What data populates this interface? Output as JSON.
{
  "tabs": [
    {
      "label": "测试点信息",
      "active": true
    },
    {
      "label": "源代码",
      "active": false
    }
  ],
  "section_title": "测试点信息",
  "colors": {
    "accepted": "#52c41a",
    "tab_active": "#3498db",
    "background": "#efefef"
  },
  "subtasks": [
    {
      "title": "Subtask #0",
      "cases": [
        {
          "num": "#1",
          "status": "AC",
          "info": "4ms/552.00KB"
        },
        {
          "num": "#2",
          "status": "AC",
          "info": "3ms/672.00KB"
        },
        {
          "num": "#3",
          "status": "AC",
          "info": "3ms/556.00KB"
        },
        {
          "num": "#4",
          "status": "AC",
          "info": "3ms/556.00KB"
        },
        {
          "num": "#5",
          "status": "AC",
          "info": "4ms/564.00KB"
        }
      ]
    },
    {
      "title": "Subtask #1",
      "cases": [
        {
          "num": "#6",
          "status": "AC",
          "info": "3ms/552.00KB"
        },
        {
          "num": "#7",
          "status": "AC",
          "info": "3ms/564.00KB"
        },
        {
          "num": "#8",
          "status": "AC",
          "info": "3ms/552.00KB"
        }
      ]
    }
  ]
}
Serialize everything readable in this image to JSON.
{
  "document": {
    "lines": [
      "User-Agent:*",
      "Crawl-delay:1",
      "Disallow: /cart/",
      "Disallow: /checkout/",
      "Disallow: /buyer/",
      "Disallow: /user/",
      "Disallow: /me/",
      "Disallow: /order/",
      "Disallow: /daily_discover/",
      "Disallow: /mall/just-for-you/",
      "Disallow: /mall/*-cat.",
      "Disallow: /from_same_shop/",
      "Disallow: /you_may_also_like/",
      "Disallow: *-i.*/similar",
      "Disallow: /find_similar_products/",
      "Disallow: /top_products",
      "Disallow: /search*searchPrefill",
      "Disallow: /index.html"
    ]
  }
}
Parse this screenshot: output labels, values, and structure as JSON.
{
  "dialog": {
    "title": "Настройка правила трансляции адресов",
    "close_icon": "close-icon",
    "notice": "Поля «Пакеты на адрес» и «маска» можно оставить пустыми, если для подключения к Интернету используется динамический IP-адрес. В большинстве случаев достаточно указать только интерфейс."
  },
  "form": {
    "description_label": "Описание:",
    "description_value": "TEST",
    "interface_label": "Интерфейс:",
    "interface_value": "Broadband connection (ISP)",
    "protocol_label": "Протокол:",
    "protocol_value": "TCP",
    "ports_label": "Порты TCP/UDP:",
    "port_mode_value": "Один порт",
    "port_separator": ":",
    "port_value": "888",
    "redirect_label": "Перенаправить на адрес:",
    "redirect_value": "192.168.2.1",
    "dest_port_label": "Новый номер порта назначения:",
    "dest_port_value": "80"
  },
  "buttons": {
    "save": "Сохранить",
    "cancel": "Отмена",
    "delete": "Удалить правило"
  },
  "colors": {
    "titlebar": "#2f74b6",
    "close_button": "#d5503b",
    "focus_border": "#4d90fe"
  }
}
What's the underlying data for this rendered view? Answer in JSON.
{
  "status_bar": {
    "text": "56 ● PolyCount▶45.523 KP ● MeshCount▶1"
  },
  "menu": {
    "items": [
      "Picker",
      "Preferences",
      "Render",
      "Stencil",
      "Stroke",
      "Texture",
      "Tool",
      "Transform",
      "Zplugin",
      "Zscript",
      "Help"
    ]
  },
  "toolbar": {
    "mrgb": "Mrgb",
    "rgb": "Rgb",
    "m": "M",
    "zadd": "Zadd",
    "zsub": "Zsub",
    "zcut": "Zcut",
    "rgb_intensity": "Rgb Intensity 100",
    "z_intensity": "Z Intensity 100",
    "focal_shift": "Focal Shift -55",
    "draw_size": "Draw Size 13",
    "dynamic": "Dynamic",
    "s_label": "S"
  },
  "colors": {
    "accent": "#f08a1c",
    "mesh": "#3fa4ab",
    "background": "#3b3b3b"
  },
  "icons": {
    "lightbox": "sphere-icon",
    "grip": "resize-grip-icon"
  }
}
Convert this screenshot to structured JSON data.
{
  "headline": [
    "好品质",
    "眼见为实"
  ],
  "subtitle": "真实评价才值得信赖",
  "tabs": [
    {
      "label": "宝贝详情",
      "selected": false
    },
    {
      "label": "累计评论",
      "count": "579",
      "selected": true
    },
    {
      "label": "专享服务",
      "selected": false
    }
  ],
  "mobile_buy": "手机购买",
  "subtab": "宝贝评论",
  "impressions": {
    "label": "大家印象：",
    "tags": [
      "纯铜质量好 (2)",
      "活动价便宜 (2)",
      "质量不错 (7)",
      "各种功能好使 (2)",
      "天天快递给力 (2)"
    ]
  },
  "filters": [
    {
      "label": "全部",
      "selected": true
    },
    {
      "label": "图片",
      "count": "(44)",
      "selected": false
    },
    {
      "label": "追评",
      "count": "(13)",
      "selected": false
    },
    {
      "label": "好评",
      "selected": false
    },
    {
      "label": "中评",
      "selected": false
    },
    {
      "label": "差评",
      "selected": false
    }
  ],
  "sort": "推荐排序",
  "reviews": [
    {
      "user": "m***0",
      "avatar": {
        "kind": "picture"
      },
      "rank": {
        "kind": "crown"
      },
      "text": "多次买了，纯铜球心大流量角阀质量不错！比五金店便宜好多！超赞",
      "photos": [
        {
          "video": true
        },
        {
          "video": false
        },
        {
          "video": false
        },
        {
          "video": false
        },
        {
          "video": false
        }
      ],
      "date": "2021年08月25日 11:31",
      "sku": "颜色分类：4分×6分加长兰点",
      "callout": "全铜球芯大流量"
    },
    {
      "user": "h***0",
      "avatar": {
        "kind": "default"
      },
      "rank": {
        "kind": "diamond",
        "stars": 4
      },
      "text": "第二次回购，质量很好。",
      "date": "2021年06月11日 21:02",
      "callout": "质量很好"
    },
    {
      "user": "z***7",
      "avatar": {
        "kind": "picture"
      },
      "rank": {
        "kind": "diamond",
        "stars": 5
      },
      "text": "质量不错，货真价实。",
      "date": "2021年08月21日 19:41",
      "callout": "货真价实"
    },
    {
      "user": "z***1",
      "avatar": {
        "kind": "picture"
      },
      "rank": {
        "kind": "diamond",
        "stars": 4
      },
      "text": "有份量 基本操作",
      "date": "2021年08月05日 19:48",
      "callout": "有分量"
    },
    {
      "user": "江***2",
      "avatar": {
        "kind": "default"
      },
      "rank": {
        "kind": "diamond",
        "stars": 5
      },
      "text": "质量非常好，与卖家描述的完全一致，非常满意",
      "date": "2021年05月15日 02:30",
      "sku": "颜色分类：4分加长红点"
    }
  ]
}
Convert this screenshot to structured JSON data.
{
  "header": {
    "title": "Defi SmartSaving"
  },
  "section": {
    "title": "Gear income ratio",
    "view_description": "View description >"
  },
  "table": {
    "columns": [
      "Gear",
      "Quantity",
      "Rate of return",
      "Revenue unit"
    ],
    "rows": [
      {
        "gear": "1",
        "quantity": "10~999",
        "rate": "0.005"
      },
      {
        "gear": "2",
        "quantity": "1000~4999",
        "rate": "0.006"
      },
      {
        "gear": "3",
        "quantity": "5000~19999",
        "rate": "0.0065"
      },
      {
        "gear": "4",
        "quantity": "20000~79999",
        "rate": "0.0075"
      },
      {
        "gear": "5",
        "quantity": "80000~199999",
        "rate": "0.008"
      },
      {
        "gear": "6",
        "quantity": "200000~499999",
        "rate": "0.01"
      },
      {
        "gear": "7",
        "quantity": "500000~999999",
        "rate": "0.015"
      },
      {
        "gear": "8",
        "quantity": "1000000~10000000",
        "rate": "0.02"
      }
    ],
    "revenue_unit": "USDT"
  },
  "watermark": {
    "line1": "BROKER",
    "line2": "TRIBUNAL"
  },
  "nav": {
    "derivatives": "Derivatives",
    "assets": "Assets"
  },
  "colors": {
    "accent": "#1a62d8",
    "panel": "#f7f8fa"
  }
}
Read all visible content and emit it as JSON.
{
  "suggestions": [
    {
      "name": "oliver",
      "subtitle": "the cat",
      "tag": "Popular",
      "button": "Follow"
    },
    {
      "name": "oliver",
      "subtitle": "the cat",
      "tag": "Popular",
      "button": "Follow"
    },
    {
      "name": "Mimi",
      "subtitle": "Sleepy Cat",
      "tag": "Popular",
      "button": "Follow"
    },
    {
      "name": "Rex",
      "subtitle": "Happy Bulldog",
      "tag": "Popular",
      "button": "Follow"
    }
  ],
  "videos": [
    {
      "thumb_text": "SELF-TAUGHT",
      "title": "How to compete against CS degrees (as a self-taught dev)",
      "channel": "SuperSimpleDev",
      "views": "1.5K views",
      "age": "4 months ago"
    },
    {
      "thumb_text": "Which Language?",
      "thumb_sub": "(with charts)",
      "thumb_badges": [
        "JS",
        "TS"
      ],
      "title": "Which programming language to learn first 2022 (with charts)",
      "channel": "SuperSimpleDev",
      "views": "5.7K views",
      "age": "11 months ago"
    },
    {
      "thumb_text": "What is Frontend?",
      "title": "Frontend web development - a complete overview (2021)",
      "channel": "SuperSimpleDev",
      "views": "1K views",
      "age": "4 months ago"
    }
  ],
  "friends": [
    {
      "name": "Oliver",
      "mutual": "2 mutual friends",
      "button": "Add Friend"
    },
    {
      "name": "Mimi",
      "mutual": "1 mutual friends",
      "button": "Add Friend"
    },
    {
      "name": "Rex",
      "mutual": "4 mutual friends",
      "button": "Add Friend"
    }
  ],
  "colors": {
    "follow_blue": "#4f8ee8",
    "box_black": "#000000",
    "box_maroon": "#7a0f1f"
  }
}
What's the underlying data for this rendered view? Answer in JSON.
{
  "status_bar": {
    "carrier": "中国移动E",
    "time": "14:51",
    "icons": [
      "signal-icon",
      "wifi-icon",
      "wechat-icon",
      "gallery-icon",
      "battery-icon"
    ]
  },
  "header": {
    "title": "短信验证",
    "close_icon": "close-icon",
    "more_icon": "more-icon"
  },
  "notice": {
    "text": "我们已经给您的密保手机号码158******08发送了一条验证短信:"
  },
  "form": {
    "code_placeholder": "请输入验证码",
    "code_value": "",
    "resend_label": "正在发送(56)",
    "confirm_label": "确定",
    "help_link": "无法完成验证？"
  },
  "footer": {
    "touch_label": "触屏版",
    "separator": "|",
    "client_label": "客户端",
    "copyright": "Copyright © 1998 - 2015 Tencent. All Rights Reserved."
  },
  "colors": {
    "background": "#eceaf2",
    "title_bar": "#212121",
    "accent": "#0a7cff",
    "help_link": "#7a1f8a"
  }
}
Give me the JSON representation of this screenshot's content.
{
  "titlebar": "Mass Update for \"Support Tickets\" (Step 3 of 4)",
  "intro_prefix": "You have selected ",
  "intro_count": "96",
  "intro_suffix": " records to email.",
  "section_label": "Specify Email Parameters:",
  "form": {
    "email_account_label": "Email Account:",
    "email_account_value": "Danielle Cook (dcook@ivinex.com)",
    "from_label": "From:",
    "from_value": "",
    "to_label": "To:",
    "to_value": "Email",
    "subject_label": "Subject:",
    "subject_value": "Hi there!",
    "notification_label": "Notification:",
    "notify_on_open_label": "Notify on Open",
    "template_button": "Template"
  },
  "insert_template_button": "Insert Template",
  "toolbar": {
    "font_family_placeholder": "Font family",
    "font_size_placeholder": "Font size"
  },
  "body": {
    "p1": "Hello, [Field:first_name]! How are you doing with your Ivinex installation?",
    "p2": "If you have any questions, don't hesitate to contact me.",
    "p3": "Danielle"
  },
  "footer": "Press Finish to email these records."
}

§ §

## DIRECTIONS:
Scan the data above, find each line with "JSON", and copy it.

## ANSWER SECTION:
What data populates this interface? Output as JSON.
Serialize everything readable in this image to JSON.
Parse this screenshot: output labels, values, and structure as JSON.
What's the underlying data for this rendered view? Answer in JSON.
Convert this screenshot to structured JSON data.
Convert this screenshot to structured JSON data.
Read all visible content and emit it as JSON.
What's the underlying data for this rendered view? Answer in JSON.
Give me the JSON representation of this screenshot's content.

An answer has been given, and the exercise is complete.